— What is expected —
Which lines in the records below contain the word "ipynb"? Copy each one.

[Dataset entries]
◆ ◆ ◆ ◆ ◆

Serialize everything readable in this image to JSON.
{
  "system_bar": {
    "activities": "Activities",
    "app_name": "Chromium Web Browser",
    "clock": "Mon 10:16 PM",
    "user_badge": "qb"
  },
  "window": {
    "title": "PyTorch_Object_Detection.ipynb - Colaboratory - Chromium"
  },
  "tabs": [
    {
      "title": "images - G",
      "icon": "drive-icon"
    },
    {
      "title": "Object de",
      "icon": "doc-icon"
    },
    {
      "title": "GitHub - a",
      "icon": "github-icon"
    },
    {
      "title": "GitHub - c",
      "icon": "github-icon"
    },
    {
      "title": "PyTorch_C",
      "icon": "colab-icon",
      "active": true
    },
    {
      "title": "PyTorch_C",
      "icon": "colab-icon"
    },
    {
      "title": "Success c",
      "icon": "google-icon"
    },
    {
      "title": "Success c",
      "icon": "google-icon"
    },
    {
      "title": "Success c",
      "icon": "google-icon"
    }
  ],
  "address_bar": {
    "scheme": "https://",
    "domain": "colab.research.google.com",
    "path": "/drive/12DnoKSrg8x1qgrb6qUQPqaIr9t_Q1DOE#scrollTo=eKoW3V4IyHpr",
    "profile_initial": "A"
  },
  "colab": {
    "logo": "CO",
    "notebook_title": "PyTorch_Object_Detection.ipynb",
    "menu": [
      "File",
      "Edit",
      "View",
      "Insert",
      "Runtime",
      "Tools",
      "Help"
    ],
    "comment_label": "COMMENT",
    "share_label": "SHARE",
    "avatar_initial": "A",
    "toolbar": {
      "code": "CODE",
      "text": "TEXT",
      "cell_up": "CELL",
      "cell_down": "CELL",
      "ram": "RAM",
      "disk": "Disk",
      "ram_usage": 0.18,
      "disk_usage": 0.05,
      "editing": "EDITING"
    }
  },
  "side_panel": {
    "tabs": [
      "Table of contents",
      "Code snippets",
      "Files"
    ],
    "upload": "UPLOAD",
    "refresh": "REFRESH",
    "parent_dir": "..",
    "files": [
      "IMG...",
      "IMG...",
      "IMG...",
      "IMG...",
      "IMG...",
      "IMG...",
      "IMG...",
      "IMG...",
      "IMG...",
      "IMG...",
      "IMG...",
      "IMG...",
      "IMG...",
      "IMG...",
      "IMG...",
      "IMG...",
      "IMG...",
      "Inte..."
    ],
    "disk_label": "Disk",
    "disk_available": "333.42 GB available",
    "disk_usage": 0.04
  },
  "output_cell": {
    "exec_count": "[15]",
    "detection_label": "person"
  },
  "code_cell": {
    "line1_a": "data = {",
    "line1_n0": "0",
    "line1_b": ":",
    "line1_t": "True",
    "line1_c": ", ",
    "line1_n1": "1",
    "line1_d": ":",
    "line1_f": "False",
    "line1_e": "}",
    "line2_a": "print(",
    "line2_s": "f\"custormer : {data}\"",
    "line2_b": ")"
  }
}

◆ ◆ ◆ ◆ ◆

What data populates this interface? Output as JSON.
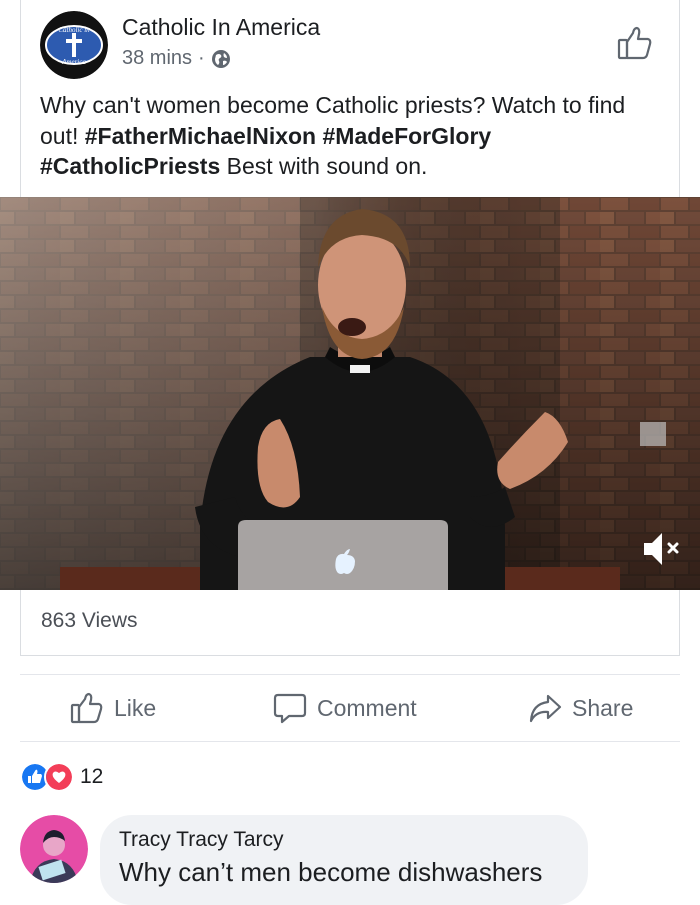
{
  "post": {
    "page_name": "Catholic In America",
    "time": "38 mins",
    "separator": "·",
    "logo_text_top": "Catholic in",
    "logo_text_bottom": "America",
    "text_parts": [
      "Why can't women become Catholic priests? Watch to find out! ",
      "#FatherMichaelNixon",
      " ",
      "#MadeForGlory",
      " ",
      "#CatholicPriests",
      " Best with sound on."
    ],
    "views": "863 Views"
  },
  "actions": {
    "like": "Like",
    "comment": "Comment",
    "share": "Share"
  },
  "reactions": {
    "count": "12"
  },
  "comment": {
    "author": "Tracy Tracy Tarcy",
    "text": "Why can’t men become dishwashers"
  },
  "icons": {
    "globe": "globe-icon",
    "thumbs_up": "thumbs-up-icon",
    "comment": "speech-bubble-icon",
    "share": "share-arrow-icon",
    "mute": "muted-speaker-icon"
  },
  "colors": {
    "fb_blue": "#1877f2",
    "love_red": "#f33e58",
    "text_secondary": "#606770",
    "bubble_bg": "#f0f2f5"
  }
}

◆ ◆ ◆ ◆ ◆

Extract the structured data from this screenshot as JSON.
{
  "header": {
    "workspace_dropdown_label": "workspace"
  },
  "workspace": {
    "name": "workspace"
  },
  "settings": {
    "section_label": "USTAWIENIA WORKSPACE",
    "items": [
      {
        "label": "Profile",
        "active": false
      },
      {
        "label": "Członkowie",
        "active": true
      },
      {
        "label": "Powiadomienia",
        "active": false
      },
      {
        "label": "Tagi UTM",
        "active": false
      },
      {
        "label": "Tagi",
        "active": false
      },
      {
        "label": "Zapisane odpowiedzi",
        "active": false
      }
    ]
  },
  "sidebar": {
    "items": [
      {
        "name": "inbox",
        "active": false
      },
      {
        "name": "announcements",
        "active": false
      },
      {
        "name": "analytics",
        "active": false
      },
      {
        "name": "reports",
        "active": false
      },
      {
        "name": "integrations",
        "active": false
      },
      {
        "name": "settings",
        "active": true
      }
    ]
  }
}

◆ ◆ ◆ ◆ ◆

— Task answer —
    "title": "PyTorch_Object_Detection.ipynb - Colaboratory - Chromium"
    "notebook_title": "PyTorch_Object_Detection.ipynb",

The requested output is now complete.